It depends on the company and career! Some people are eligible for bonuses, profit sharing and increases above the inflation rate. Most people are not because the company they are working for are having difficulties in this economy.


Darwin April 11, 2011 at 9:50 pm

Yeah, I didn’t include the bonus consideration, but I figure in terms of year over year increases, still not much above inflation. Even though I got a bonus this year, if I get one next year, it will likely be roughly equivalent.


Rob April 11, 2011 at 10:34 pm

As a contract software engineer, I actually have the potential to get significant raises each year the bill rates get re-negotiated. Of course, that’s balanced out by the possibility of going stretches without work. But realistically, in the industry we service, there is very little chance that someone won’t have something for us to do at any given time. Heck, sometimes I wouldn’t mind getting a couple of months off so I can concentrate on side projects. After all, the main function of this job is to pay for the things I actually want to do.

My partner, on the other hand, has maxed out on her pay grade and has only gotten nominal cost of living raises with bonuses. Her boss even told her that the only way she was ever going to make significantly more money was if she went somewhere else. But since we’re pretty much grounded here, where there aren’t many employers for her job type, there aren’t many places to jump to.

At this point, the only viable way we can really boost our income is to find a side job of some sort. We’ve both started exploring this avenue in our own way. I’ve been investing and working on building a decent blog and she makes jewelry.


optionsdude April 12, 2011 at 10:12 am

I will likely be in a similar situation so now is the time to evaluate costs and lifestyle in an attempt to maximize cash flow, pay off debt, and start generating some residual income. I would expect that the prospect of negative real interest rates to be with us for the next several years. Following the Great Depression, it took 25 years for the Dow to reach its old highs. We have already had one lost decade. Look for another and prepare accordingly.


No Debt MBA May 13, 2011 at 9:48 am
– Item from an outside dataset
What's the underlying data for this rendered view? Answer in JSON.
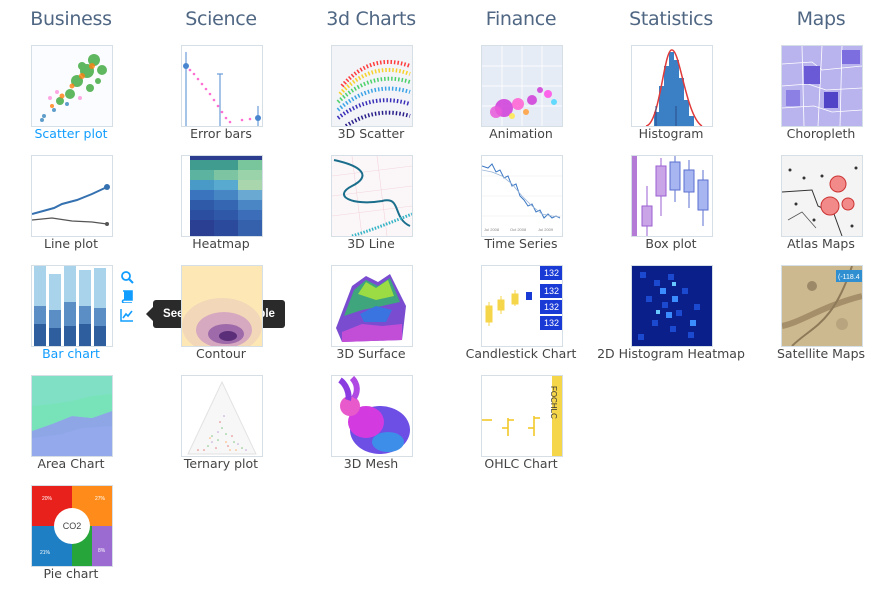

I think your 20s is the only time you see huge salary gains anymore and a lot of that is minimized if you start in a well-paying job out of college instead of at $30-40k.

I saw an article recently, can’t remember where, that was showing how median salaries over the last 20 or 30 years haven’t kept up with inflation. I would expect this trend to continue as there is a lot of downward pressure on wages in the US at the moment and probably for the foreseeable future.


Leave a Comment

{ 5 trackbacks }

Previous post:

Next post: